Mumbai: Eldred Tellis, founder-director of Sankalp Rehabilitation Trust and a ray of hope for several hundreds of drug addicts in Mumbai, is a repository of tales of agony.
He recalls the story of Abdul Altaf, 49, who left his village near Bangalore 13 years ago and lived on a street near Mumbai Central railway station, dissolving his anguish with cocaine or brown sugar. Or Sanjay Singh, 38, who ran away from home in Darjeeling at 10 only to end up joining a street gang in Mumbai and abusing drugs.
Sankalp’s four drop-in centres at Mumbai Central, Kurla, Kalyan and Bhiwandi and a community care centre at Islampura offer rehabilitation programmes to about 2,000 junkies like them every year.
Offering help: Director of Sankalp Rehabilitation Trust Eldred Tellis (centre) with co-workers. Tellis says the number of new clients is decreasing, indicating that the spread of HIV/AIDS among drug addicts is not as rampant as earlier. Abhijit Bhatlekar / Mint
In January, Sankalp will complete 15 years of combating the spread of HIV/AIDS among drug users in the city. In 2008, it was among 25 recipients globally of the United Nations’ Red Ribbon Awards.
“At least 24% of drug-injecting clients visiting our centres are found to be carriers of the virus as they used to share syringes,” says Tellis. Sharing syringes and needles is a key cause of HIV infection spreading among drug addicts.
Sankalp was established in 1995 primarily to fight the spread of AIDS among drug users in Mumbai by spreading prevention messages. It has an annual budget of about Rs70 lakh, funded mainly by agencies including the National Aids Control Organisation, the Mumbai District Aids Control Society, Deutscher Ordens International of Germany, Avert Society and the United Nations Educational Scientific and Cultural Organization.

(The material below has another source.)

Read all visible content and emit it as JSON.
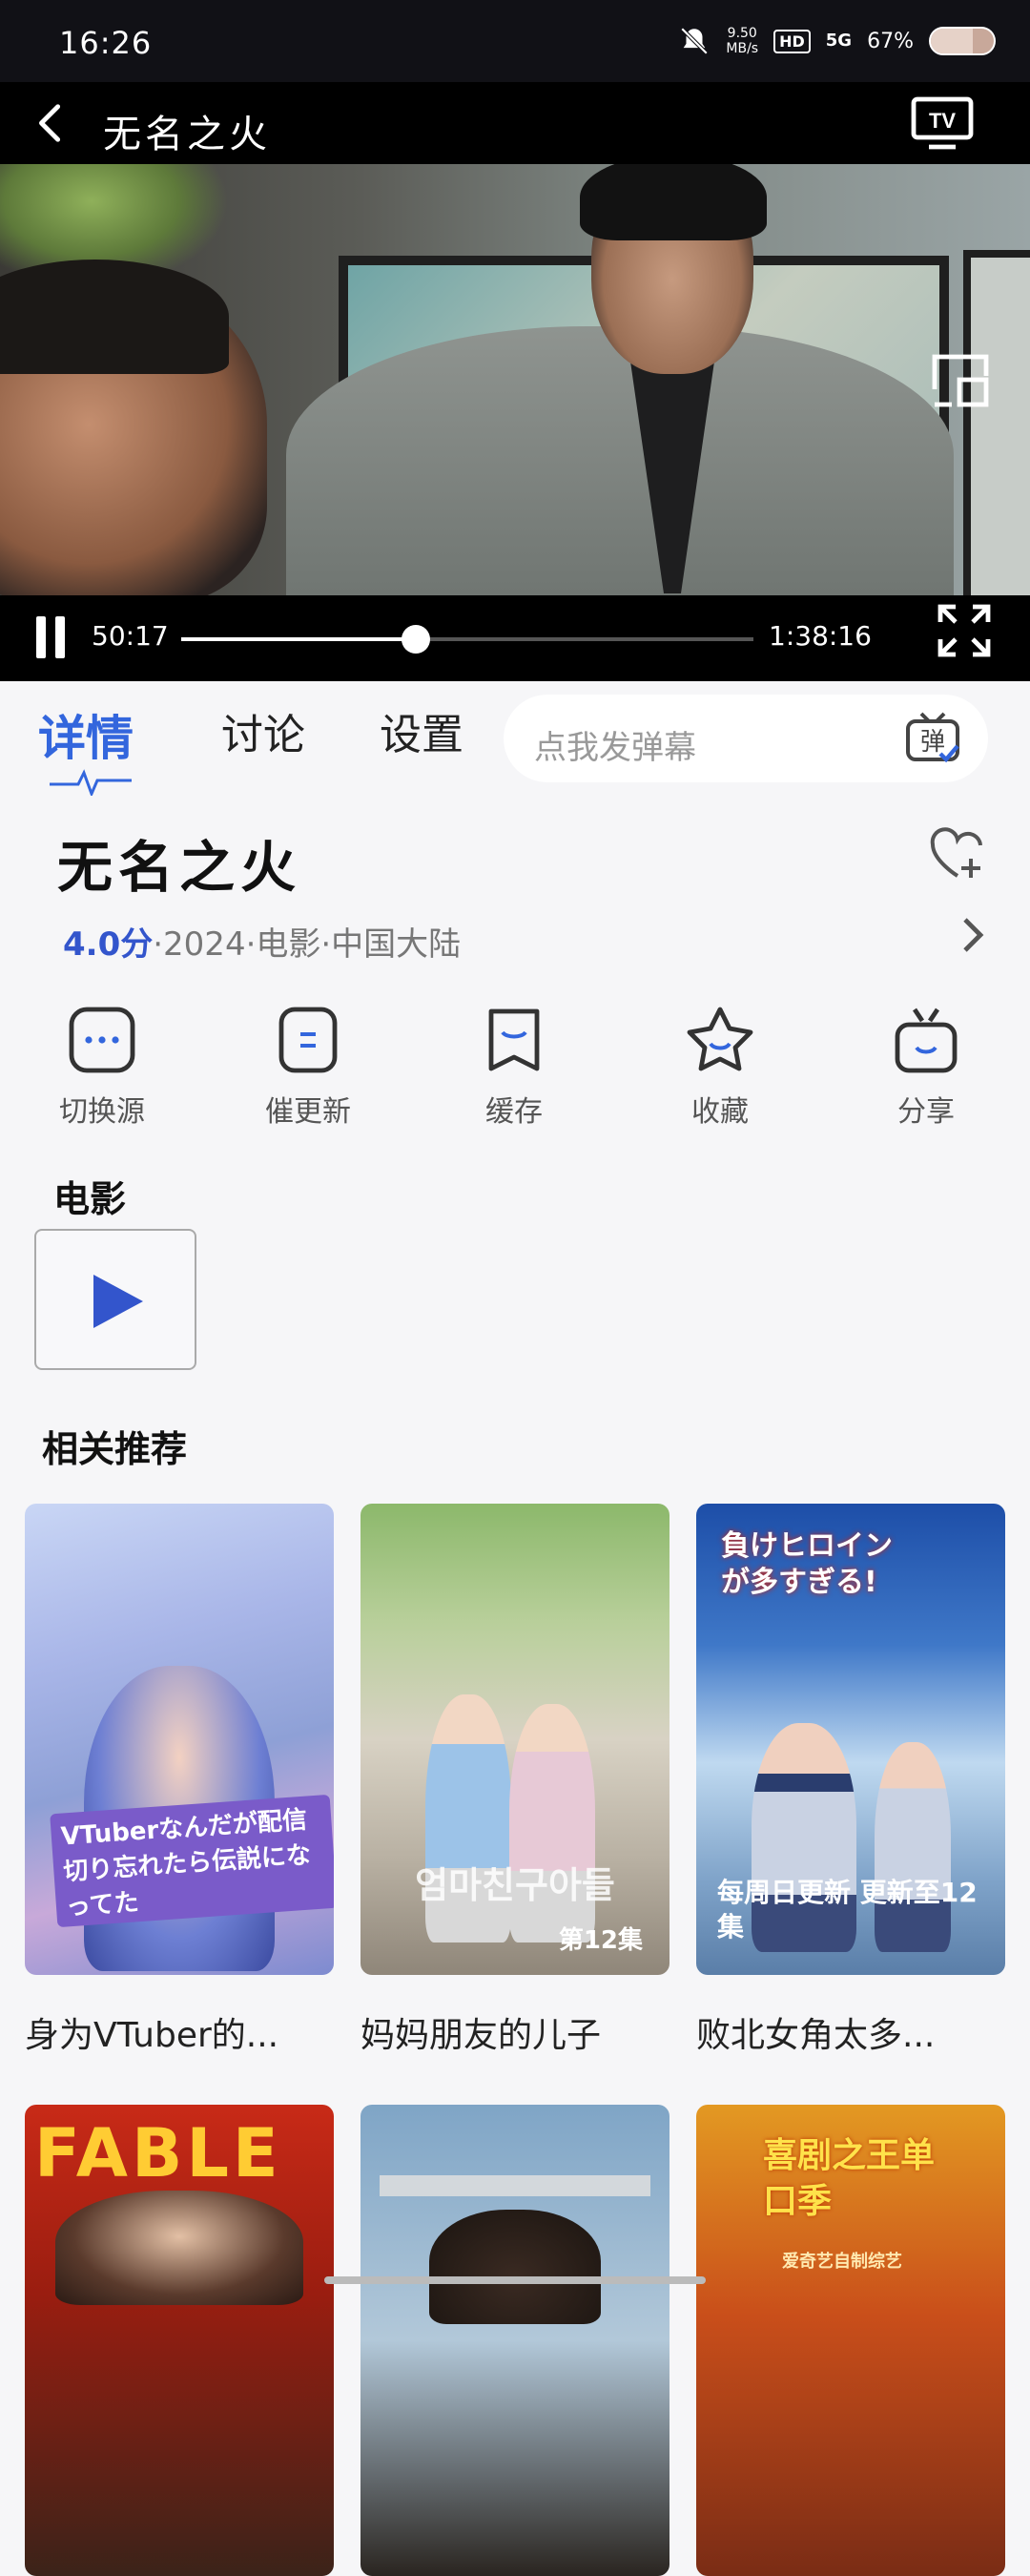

Sankalp also conducts periodical detox camps to wean drug users off their dependencies. “The daily routines in the camps consist of prayer and meditation, work therapy and educational and motivational discourses on positive living, assertiveness, self esteem and communication skills, preventive measures for HIV/AIDS, STI (sexually transmitted infections), TB and personal and environmental hygiene,” says Tellis, who was awarded the Ashoka fellowship in 2008.

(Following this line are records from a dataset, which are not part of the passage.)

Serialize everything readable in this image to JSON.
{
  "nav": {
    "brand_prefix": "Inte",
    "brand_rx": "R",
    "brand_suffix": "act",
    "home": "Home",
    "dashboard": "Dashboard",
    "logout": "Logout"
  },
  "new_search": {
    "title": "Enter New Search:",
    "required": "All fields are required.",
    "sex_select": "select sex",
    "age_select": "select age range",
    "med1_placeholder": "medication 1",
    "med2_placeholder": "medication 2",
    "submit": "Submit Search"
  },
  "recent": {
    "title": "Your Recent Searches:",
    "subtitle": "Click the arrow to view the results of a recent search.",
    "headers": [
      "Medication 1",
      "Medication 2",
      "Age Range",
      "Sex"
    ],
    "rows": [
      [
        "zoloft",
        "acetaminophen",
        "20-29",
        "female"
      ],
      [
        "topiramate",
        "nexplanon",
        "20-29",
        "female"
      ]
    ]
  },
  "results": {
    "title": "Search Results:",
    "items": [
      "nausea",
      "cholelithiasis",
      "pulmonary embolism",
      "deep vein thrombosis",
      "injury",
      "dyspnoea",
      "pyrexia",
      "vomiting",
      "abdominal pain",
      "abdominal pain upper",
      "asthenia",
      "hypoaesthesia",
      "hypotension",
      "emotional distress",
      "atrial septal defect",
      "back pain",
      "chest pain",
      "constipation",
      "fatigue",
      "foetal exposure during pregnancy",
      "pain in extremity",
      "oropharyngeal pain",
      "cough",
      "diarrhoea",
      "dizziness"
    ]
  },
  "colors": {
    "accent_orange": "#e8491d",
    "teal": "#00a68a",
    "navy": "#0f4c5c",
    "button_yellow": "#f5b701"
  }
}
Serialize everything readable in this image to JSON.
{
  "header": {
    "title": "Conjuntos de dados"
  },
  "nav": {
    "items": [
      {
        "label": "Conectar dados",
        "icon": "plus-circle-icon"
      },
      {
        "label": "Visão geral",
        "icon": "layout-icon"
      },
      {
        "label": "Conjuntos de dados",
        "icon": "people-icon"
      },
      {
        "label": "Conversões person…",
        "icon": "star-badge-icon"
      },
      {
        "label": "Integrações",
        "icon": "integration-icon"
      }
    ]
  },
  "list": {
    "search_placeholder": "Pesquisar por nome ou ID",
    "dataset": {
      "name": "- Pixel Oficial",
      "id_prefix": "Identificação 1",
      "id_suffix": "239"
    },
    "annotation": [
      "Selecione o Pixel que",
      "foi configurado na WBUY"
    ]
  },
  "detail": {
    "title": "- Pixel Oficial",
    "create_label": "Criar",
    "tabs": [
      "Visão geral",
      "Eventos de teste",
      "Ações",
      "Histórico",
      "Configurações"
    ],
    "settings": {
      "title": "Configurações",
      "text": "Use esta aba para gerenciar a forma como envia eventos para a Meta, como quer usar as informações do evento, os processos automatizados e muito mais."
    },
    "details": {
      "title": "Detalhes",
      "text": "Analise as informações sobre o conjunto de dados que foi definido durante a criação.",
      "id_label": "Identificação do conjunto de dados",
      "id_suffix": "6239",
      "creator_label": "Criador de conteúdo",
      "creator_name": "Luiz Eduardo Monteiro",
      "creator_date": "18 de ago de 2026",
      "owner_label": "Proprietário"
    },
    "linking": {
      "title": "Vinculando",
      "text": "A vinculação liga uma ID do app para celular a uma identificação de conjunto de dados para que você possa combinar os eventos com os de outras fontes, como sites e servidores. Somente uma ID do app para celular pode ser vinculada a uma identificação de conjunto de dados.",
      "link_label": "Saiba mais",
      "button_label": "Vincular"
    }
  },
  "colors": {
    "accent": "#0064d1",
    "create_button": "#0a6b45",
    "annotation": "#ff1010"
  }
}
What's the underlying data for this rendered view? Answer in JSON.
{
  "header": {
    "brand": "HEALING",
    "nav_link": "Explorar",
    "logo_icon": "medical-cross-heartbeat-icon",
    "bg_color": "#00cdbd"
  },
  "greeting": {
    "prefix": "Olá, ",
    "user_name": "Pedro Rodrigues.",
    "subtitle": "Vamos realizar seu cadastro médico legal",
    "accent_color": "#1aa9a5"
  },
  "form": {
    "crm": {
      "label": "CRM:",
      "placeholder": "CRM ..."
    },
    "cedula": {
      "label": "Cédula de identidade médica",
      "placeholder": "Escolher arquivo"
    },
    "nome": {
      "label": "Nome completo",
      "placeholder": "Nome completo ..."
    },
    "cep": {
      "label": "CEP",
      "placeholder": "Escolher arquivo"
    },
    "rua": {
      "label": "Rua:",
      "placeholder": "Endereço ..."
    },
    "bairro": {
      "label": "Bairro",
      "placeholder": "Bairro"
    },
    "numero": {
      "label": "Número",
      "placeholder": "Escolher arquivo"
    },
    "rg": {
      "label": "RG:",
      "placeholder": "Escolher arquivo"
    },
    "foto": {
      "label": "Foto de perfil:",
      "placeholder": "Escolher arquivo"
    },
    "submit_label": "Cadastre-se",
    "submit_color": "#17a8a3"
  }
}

Ashoka, a non-profit organization dedicated to finding and fostering social entrepreneurs worldwide, was founded in 1981 by US-based social innovator Bill Drayton. It identifies and supports social entrepreneurs through a venture capital approach.
Sankalp has at least 300 new clients in its syringe exchange programme and 240 injecting drug users opting for substitution. Tellis says the number of new clients is decreasing, indicating the spread of HIV/AIDS among these addicts is not as rampant as earlier.
Sanjay Singh is proof of this change. “I came to know about Sankalp around seven years ago through a staff (member) who was an ex-drug user himself, got inducted to substitution therapy, followed by detox programme. It cleaned me from addiction.” Singh tested positive for HIV while the recovery process was on. “I could stand up again with the help of Sankalp, and it gave me the courage to think about visiting my folks back home.”
But the social stigma, a curse worse than the disease, stops hundreds of Sanjays from making it.